Ansar al-Islam expanding in Europe

Publication: Terrorism Focus Volume: 2 Issue: 2

A security sweep in Germany gave indications that the radical Islamist group Ansar al-Islam, a group linked with al-Qaeda and the Jordanian terrorist Abu Mus’ab al-Zarqawi, is spreading its influence outside Iraq. On January 12, according to a report in the German daily Spiegel ( a nationwide pre-dawn operation on homes and shops in Bayern, Baden-Württemberg, Hessen, Nordrhein-Westfalen and Berlin, including a mosque in Frankfurt, secured the arrests of 22 persons suspected of providing logistical support to militant networks and recruiting fighters for “holy war.” Nationals of six Arab countries, Bulgaria and Germany were among the detainees.

That some of these had ties to Ansar al-Islam was not unexpected, in that over the last year in Europe some 20 supporters of the group have been picked up. Ansar al-Islam’s presence in Europe was spotlighted by the case of “former” leader of Ansar al-Islam Mullah Krekar, convicted in absentia of terrorism in Jordan and since 1991 a refugee in Norway. Last January the CIA intercepted messages from Krekar to contacts in Iraq allegedly ordering suicide missions against coalition troops, and his continued connection, despite denials, with the radical group was reported by the Norwegian daily Aftenpost, which highlighted an interview on al-Jazeera satellite channel where the Mullah was openly referred to as its leader. (

While the original aim of the group was to establish a fundamentalist enclave in Iraq, Ansar al-Islam is increasingly promoting a pan-Islamic image. Its activities in Europe appear geared to setting up two-way traffic for mujahideen recruits into Iraq and is expanding throughout the continent. The fears are that this activity will transform into operations within Europe, and the signs are that this has already begun. For instance, in December German police arrested three Iraqis suspected of planning an assassination attempt on Iraqi Prime Minister Iyad Allawi during his visit to Berlin. A few months earlier, the group was suspected in a plot to attack the NATO summit meeting in Istanbul. With the return to Europe of combat-trained mujahideen from the Iraq theatre, the fears are redoubled.
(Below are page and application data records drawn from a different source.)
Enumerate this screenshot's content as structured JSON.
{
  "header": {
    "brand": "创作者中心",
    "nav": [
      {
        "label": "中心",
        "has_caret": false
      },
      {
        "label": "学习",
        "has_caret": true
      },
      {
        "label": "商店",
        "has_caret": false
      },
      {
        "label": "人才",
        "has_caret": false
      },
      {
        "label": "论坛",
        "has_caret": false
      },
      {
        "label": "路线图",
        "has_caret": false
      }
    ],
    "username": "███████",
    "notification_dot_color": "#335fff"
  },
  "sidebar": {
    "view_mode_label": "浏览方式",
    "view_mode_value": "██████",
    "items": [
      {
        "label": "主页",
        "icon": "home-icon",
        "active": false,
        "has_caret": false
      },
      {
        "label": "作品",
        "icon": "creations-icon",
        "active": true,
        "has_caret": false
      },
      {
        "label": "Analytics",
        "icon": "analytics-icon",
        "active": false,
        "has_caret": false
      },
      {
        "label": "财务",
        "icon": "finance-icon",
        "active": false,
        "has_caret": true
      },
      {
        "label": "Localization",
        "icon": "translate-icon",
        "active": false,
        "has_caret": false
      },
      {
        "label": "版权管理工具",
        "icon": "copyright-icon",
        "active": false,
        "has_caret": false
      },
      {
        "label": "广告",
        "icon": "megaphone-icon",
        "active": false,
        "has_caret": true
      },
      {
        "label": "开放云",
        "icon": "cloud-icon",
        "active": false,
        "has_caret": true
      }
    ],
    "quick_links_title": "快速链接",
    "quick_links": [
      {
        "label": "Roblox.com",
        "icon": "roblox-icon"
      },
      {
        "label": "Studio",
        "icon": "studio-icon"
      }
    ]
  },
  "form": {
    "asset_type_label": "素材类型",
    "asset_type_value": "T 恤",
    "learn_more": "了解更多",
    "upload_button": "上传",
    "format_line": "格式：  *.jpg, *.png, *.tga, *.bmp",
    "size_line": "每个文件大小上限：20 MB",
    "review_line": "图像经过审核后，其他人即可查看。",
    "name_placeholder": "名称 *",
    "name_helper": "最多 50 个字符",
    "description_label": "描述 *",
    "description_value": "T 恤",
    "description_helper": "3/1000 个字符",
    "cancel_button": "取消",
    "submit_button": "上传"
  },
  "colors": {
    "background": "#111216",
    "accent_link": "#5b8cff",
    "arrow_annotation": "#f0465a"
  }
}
These were succinctly expressed by Bavarian interior minister Guenther Beckstein, who warned that the over 500 Islamic extremists living in Germany “must be considered extremely dangerous.”